Aim of the task — Count the lines of the listing below where "note" shows up, and please answer with that number only.

──────── Input data ────────

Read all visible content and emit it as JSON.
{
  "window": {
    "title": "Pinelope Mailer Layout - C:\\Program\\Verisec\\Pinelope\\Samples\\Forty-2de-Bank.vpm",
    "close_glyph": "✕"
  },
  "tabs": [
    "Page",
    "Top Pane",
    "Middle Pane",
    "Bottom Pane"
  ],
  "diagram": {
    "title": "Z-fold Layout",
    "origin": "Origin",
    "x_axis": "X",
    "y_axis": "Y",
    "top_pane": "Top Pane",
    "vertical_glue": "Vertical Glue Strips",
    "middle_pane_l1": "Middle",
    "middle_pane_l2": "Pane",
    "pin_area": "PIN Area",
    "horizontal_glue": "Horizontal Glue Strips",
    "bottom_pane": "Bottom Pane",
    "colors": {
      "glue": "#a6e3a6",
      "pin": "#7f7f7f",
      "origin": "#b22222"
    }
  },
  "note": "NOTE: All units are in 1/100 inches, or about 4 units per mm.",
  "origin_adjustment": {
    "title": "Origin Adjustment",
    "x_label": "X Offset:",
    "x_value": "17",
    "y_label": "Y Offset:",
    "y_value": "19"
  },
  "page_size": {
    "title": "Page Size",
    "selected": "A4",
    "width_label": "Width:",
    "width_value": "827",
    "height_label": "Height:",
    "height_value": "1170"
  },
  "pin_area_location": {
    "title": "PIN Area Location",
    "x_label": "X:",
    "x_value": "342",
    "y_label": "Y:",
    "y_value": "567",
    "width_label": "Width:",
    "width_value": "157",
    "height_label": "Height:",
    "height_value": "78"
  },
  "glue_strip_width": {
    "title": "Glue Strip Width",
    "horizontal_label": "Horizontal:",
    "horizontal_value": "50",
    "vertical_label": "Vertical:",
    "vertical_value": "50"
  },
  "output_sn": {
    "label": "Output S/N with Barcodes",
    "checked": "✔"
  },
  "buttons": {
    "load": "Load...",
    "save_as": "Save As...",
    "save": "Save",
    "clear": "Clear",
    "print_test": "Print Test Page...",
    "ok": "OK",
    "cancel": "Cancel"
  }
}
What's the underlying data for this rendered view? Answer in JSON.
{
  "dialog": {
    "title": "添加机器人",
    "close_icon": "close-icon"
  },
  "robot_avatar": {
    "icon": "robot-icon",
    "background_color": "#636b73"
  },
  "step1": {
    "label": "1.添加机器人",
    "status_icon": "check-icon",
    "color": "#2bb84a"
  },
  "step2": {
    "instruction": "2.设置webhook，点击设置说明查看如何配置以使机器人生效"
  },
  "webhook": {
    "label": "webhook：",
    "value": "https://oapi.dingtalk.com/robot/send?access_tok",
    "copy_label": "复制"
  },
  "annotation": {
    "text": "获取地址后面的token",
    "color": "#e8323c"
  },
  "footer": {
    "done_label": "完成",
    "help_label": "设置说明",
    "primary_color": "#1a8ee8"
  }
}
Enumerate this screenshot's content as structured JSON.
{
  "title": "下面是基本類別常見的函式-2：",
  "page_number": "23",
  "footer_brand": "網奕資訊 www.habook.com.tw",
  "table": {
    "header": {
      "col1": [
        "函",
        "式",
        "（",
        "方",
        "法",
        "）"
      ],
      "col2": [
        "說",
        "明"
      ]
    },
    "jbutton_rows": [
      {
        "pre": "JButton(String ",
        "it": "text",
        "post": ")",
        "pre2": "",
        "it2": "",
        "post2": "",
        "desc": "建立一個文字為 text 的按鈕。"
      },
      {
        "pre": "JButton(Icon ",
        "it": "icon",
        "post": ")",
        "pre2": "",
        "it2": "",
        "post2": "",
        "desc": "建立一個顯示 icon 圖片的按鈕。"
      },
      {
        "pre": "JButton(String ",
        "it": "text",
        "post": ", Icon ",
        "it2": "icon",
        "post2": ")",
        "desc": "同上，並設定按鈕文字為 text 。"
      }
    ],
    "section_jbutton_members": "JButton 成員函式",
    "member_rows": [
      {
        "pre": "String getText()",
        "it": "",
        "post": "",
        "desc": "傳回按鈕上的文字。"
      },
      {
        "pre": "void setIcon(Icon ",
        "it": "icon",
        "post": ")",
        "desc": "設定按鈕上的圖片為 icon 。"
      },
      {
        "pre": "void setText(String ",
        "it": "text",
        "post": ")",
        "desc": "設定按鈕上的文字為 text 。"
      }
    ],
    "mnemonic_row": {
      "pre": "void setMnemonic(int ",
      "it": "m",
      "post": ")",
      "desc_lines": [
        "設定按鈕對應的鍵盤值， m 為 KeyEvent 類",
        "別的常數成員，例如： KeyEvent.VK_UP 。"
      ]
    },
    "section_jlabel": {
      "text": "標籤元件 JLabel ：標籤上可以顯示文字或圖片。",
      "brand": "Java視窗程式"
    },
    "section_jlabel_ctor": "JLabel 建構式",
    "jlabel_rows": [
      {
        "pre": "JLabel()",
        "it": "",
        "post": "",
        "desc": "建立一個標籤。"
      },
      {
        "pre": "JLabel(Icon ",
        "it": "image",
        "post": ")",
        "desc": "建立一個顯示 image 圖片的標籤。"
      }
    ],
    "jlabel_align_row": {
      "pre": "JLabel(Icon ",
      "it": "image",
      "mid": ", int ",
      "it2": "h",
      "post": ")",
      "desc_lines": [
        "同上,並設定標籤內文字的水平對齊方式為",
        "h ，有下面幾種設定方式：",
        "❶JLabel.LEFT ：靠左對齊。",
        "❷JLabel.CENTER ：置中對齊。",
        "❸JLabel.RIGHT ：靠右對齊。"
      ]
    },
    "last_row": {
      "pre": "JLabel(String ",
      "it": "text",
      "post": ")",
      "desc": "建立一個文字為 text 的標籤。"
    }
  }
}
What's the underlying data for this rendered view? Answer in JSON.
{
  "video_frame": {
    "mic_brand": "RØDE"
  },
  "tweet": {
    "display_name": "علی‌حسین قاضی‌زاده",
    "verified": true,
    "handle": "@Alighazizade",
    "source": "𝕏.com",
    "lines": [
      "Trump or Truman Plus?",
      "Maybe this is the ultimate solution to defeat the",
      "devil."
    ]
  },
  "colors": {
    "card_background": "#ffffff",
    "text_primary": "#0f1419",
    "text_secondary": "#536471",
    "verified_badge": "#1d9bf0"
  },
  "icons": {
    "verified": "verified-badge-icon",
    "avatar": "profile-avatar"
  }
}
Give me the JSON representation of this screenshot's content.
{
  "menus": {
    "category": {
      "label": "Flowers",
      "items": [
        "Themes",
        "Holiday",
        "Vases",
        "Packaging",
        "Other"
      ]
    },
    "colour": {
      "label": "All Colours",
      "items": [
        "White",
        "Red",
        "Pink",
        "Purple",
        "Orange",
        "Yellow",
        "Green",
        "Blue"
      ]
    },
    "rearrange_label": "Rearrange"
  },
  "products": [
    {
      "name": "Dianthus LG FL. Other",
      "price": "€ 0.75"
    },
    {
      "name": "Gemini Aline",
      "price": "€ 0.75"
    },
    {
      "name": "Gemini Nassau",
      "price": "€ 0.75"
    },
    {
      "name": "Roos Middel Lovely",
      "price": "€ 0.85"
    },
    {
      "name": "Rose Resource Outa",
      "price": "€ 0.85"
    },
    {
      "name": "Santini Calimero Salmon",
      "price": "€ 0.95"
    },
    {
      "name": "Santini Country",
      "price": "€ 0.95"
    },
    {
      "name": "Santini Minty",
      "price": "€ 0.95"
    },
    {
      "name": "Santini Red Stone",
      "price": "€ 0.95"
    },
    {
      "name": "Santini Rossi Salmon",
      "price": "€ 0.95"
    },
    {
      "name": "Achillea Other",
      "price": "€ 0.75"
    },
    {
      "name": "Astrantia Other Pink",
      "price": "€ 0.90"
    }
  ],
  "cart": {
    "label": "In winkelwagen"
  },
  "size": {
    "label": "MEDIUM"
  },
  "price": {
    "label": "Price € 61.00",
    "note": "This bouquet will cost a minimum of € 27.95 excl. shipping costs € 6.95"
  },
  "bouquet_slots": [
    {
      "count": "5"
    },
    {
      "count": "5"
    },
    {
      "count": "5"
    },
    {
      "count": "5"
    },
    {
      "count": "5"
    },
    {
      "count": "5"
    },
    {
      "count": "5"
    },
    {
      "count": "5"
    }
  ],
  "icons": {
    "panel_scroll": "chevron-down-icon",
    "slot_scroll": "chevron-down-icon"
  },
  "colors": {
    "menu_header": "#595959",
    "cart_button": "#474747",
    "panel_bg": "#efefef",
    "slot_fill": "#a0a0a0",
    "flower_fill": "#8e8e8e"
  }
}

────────

Response area — 2